The second reason is that pull is a way of exploring the software landscape. A push model of development by its very nature means developing in a deliberate direction, which means features are limited by the imagination of developers. Exploring with pull on the other hand means the only limitation is how people - any people - combine the parts. Ideas for free, almost.

And I guess this is what people call adaptive design.

Those are the two qualities I mentioned at the beginning. How to design software to itself be evolvable, and be open to other possibilities in the greater software ecology? (Incidentally, I don't think we've had the fundamental improvements necessary in the ecology since diff and patch. XML is a leap-ahead; the ecology needs a better form of structured text, because then we can have solidly grounded zoomable interfaces.)

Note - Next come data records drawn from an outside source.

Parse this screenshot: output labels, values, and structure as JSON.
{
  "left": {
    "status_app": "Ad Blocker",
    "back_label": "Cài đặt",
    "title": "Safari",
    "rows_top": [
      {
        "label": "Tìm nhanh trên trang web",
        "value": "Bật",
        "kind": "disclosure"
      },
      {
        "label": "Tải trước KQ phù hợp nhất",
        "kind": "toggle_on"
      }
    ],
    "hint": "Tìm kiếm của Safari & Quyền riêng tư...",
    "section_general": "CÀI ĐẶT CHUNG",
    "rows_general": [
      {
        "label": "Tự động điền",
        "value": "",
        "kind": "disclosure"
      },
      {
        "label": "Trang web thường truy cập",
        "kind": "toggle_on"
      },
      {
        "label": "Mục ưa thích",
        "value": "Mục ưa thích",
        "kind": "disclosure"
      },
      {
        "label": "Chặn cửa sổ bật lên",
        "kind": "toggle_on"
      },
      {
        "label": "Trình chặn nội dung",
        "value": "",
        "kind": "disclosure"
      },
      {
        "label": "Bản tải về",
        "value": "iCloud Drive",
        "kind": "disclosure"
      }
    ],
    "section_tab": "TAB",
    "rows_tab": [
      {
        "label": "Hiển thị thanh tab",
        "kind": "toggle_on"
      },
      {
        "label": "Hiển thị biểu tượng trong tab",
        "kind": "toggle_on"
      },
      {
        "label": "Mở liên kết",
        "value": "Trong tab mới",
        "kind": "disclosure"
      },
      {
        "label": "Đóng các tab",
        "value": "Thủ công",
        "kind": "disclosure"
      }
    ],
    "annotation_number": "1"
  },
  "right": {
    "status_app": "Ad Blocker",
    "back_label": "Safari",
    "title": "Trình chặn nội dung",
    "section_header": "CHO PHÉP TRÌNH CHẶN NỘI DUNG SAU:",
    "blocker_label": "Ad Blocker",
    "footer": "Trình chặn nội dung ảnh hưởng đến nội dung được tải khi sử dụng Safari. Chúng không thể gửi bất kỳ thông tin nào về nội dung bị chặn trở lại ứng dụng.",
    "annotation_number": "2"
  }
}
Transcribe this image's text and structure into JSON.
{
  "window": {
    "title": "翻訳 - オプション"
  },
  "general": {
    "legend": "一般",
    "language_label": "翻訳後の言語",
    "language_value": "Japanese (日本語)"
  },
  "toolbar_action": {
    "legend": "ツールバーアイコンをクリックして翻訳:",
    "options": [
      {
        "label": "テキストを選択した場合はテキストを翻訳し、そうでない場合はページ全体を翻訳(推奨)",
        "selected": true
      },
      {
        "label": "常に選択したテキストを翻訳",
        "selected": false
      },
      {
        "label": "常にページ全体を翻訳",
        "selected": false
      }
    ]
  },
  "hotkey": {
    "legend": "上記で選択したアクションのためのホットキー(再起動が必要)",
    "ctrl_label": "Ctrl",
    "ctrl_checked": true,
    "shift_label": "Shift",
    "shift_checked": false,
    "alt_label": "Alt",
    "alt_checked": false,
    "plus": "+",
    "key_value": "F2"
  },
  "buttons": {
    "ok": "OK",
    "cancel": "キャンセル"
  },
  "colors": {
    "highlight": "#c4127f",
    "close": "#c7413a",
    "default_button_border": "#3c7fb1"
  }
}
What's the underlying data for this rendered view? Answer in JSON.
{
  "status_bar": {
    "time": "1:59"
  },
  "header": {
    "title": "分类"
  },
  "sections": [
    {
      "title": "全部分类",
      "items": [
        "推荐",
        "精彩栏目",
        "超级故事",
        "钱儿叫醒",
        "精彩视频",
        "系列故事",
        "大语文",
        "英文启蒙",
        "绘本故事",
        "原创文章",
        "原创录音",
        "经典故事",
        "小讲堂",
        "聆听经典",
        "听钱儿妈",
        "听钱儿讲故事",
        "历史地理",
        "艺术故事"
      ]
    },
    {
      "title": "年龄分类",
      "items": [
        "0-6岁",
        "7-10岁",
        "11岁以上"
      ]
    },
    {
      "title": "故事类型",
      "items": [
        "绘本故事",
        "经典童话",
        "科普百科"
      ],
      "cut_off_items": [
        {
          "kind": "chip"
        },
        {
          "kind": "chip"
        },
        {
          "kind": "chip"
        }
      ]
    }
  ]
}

It's a way of designing software to allow features to be shallow.

Start with weblogs! There needs to be flexibility both in the components, and the abstraction layers themselves between the components (the second is the tricky bit). We can take some hints by looking at what's already in the software ecology. So, some design decisions.

  • For storage, we already have a standard database -- data should be stored in individual posts on the filesystem, in plain text files.
  • Lacking a better structured, extensible text format, the files should use something like RSS. The storage format must be independent of both output and input styles. (Or maybe use email style storage, with headers and body?)
  • There need to be growth points to anchor commenting, trackback, trails, categories and so on.

Although both input and output into the datastore are unspecified here, and many systems will jostle for ways, some suggestions:

  • The input API should either use plain HTTP, like RESTlog, or allow storage on the filesystem without any further gateway (using scp, ftp, copying, moving, or editing files directly).
  • The output should be flexible and so loosely joined that even though there can be multiple templates and so on, there's no concept of republishing.
  • Templated output is a form of cache. Caching must be invisible.
  • Tiny tools should do most of the work, like qmail.

Because of these principles, the system will work with any combination of input styles so long as the output of them is recognised, like the Movable Type text formatting approach.

Okay, so I'm looking at something that involves parts of RESTlog, parts of blosxom. It takes design hints from the way mail systems hang together: procmail for filtering, mbox or similar as a plaintext storage format, simple protocols to view and send mail... (Oh, and now you've read all of this, go back and read the comments in the hyperlink tooltips. There's yet more in those.)